My thinking for this post is freedom. What does it really mean? Because it’s tax season and tax season for me concentrates the mind. I have to think about numbers. Numbers and I do not have a friendly relationship. We are, in fact, barely on nodding terms. I don’t trust numbers. Even the word looks stupid. I don’t think in numbers. I always think numbers are out to get me.
This is an actual thing. You can Google it, if you don’t believe me. Alright, I made that last part up. I think.
So this year I made an appointment with my accountant. It’s the first time I’ve visited him on my own. Historically, my ex-husband took care of all the finances. This year I had to do it alone. Which was a little weird.
I approached with trepidation. I thought I would fail in some way because my ex husband used to spend hours and hours and hours compiling lists and charts and stuff to present to the accountant. Weeks it would go on. He suffered. In the extreme.
I set aside a weekend and prepared to suffer in the extreme. I cleared my social calendar. I wasn’t going out. I wasn’t going to have any fun.
But it turned out it wasn’t too bad. I put on some loud music, made a cup of tea and rounded up all of the stuff that banks and investment places obligingly send right to your house to facilitate this very experience. And I gathered a few receipts which was easy because I’ve been too lazy to open my mail and file shit, so it was all right there on my desk. And I did a thorough inventory of my social activities some of which are deductible. And it was a nice way to review the year and think about all the colleagues and friends who’ve stood by me, pouring wine and stuffing food down my gullet. Standing with me, week in and week out.
After I’d spent a couple of hours not really suffering, I called the cartoonist and said, hey, you wanna hang out? And he said yeah. I can’t remember what we did, but we didn’t suffer.
A few days later I took my rather patchy list of things to the accountant and said, “Sorry I don’t really know how to do this. On my own.” And he smiled and said, “That’s what I’m here for.”
So he plugged all the numbers into this document that is required by the US Treasury. And he sent me the draft and asked me to review it. And I thought holy crap. I have no idea what any of this means.
My ex husband obligingly pitched in. It means I get a refund and you owe $11,000 he said. And not only that, on top of the eleven grand you’ll have to pay an extra like seven grand for all the taxes you owe for this year.
Well that is just fucking typical. I thought. Here we have him, all Mr Present and Correct getting a refund. And me completely looking like an irresponsible idiot.
I mean, I know I dropped the ball financially last year. Mainly because I was so distracted I didn’t concentrate on things like quarterly payments and shit. I was a little more open with the purse strings. I bought new clothes and new underwear, and new shoes, and I ate out more than I generally would. I did what I had to do to get by. I think it was the patron saint of New York, Jay-Z who said: “We try to spend it all because the pain ain’t cheap.”

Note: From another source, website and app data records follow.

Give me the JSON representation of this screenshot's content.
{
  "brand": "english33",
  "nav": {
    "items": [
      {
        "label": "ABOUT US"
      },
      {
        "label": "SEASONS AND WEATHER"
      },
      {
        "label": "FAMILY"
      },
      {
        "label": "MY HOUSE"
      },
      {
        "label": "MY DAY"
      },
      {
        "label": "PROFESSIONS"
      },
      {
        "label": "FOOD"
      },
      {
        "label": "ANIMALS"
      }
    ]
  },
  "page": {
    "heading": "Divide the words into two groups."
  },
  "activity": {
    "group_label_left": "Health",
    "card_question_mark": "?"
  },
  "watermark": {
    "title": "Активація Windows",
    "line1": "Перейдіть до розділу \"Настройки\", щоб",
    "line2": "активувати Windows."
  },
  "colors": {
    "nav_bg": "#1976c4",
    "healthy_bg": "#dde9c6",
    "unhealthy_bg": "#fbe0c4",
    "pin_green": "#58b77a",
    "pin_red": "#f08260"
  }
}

I spent to compensate for the pain.
But $20,000? Could I really have screwed up that much? So quickly? I don’t know much about money but I’m never in debt. Ever. I felt embarrassed. And I felt insecure. Like everything was going to fall down around me.

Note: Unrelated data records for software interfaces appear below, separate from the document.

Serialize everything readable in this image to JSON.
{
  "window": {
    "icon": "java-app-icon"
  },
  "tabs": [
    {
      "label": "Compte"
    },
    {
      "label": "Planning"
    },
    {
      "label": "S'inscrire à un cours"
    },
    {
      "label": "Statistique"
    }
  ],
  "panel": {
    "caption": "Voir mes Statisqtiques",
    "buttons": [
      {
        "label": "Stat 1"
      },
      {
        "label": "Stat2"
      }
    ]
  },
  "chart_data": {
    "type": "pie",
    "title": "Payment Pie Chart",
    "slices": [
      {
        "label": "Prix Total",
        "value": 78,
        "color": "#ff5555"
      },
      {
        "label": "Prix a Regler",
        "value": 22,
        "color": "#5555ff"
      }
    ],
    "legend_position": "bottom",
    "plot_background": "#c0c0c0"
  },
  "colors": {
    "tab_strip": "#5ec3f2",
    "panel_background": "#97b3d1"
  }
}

It seemed emblematic of something that I couldn’t put my finger on.
And like I really needed another reason to wake up at three am, my heart trying to escape my chest.
So today I stopped by the accountant’s office for another round of taxes for morons.
And he gave me all the documents and he told me what to sign and where and when to send the checks. And I looked at the numbers. And the numbers said I owe $10,000. Not $20,000.
Is that right? I asked. Yep, he said.
It’s not 20 grand?
No. He said. No it isn’t.
And it’s money I have. Lurking in my bank account because I did not make a couple of those quarterly payments. And I didn’t really overspend. Not really. You can’t break the habit of a lifetime. And I am in my heart quite frugal. I don’t need much. I drink in dive bars. I do not darken the doors of stores on Madison Avenue. I eat out expensively quite seldom. I’d rather have people over than pay somebody else to cook.
So tonight I poured a big glass of wine and turned on some music and sat down and wrote the checks. To the United States Treasury and the State of New York and to a couple of other places. I’m not sure why I have to pay a commuter tax, but I do and, just for the record, it’s $200 a year.
This is going to sound weird, but I had a great time. I enjoyed taking inventory. I enjoyed the feeling of knowing that things are not as bad as I thought they were.
I faced the numbers and I felt free.
And I enjoyed the, for me, novel notion that numbers really can tell a story.